See Pontop Pike`s height in relation to other transmitters.
Also see other relevant C/D group curves.
* I know what you`re thinking, he`s a fine one to talk about “grammatically incorrect lower case” with his aerialsandtv.com, .......but that`s a URL !
Note, due to the new phenomenon of MUXICAL chairs you may experience problems with certain MUXES disappearing. First try rescanning your TV / set top box, do it manually if possible. If this fails to sort it check on transmitter work or call the reception advice phone numbers.
Also see basic digital fault finding.
Digital switchover occurred at Pontop Pike in September 2012.
For Pontop we recommend the DM log for strong signal areas, the Log36 for medium signal areas, the Yagi 18E or the DY14WB for poor signal areas, and the XB16E for those with the most marginal signals. The dimensions and test performance of the aerials can be found on the relevant tables. If requiring a “high gain aerial” in the loft we recommend the DY14WB over the XB16 because of the former aerial`s smaller size.
We are more than willing to give advice to those actually purchasing from us. Could those only seeking information please just find the answer somewhere on this site, or ring an aerial installer local to them, or call the reception advice phone numbers.
The transmitter puts out up to 100kW of digital power which makes it the 13th most powerful transmitter. Note the huge increase in power after switchover.

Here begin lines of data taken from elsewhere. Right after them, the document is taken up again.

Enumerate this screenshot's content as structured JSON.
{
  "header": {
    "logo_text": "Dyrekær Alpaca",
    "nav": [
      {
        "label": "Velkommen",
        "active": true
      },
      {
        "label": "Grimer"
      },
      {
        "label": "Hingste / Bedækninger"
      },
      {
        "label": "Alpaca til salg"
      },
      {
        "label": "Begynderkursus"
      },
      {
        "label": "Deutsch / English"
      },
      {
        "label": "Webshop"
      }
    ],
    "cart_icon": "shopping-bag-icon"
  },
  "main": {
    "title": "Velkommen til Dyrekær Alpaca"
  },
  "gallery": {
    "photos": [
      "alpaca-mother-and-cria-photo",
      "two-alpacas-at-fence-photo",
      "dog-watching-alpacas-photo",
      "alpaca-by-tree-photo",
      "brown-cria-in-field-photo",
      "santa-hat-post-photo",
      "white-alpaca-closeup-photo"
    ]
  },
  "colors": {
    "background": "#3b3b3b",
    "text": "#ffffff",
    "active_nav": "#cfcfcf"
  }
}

If you`ve found this site informative and, hopefully, interesting as well,
Burnhope transmitter was opened in 1959 to broadcast the "new" ITV channel on the
VHF system which it continued to do until 1985. The fact that Burnhope is only 4m

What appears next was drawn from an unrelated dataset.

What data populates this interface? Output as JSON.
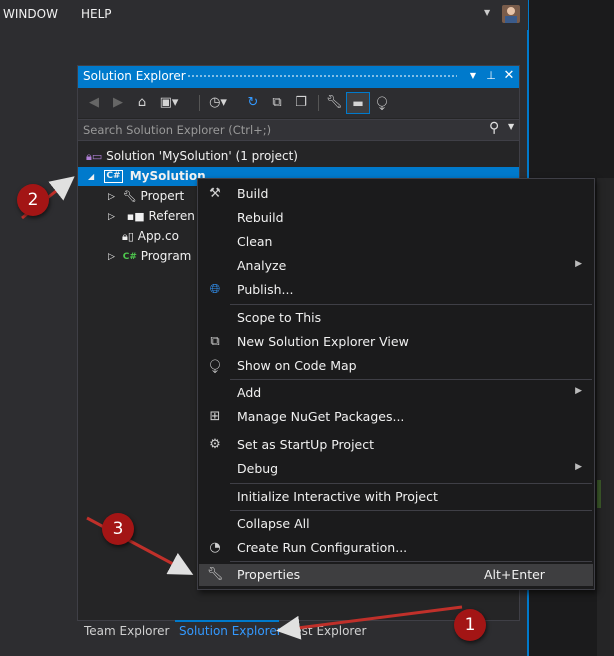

SE of Pontop is no accident because it was intended to be effectively "co-
Burnhope is located about 6m WNW of Durham (at NZ 184 474) and just like Pontop Pike it is a cable stayed spaceframe with five stay levels, though the mast height is 229m, which is somewhat taller than the BBC structure. Burnhope ceased TV transmission when the analogue signal was turned off in 2012 though it is still used for radio.

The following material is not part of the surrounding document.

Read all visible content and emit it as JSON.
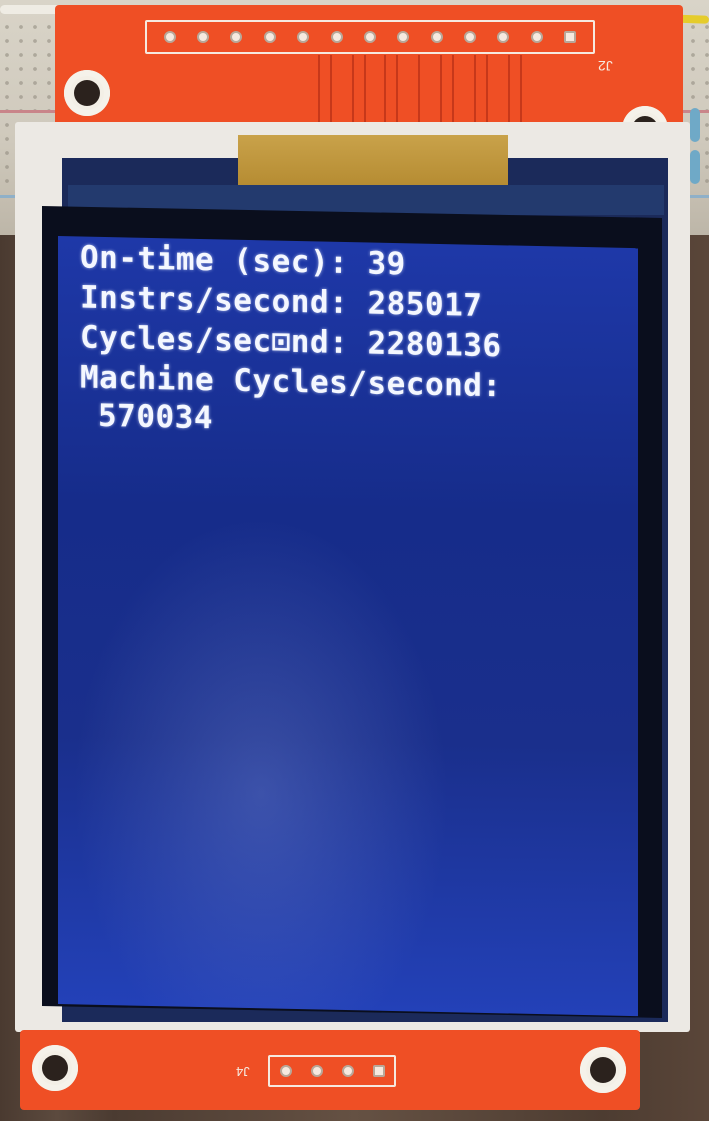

At one time there were numerous railway lines around Pontop Pike but now if you want to visit this area it`s a car or a bus.The ex Stanhope & Tyne Railway used to run about half a mile away and this was one of the first built in this country in 1834. It was the last to survive in the area but when the steel works at Consett shut in 1980 the line soon followed, closing in 1985.
Beamish the extensive heritage site/museum is only about four miles away, it opened in 1971 and has been expanding ever since. It`s well worth a visit but there`s so much to see that I`d plan to stay all day if I were you. It`s actually good value if one considers that everything is "free" once you get in, the opposite of, say, "Center Parcs" (SPX) for instance, where everything is bleedin` extra, the Ryan Air of the leisure world.
Subjects are listed on this page in the following order :
The transmitter is situated 10 miles SW of Newcastle and its population coverage is approaching two million. The transmissions are received in most areas of the North East including Newcastle, Sunderland, Durham, Hartlepool, Darlington, Stockton and Middlesborough. Bilsdale would probably be the main choice for the last three, but in the end transmitter choice is all down to "line of sight"...... According to Ofcom Pontop Pike is nominally omni directional for all the Digital MUXES.
There is one “Local” MUX allocated to Pontop Pike on CH56 (this is within the C/D group) for a Newcastle local TV station. In addition two more lower power HD MUXES are transmitted (in the CH 31 to 37 gap) on CHs 33 and 34. These can by picked up be (decent) C/D group aerials but it must be admitted that an E group (or wideband) aerial would work better.
The guide below also includes the same information for some of the other transmitters
in Pontop`s coverage area, namely Bilsdale, Emley Moor, Chatton, Fenham, Newton,
Haltwhistle, Alston, Shotleyfield and Weardale. The Channel Allocation Guides can
be very useful in the diagnosis of co-
The frequencies given are for (most) digital MUXES, for analogue channels deduct 3MHz.
The dotted lines are the 2 lower power HD MUXES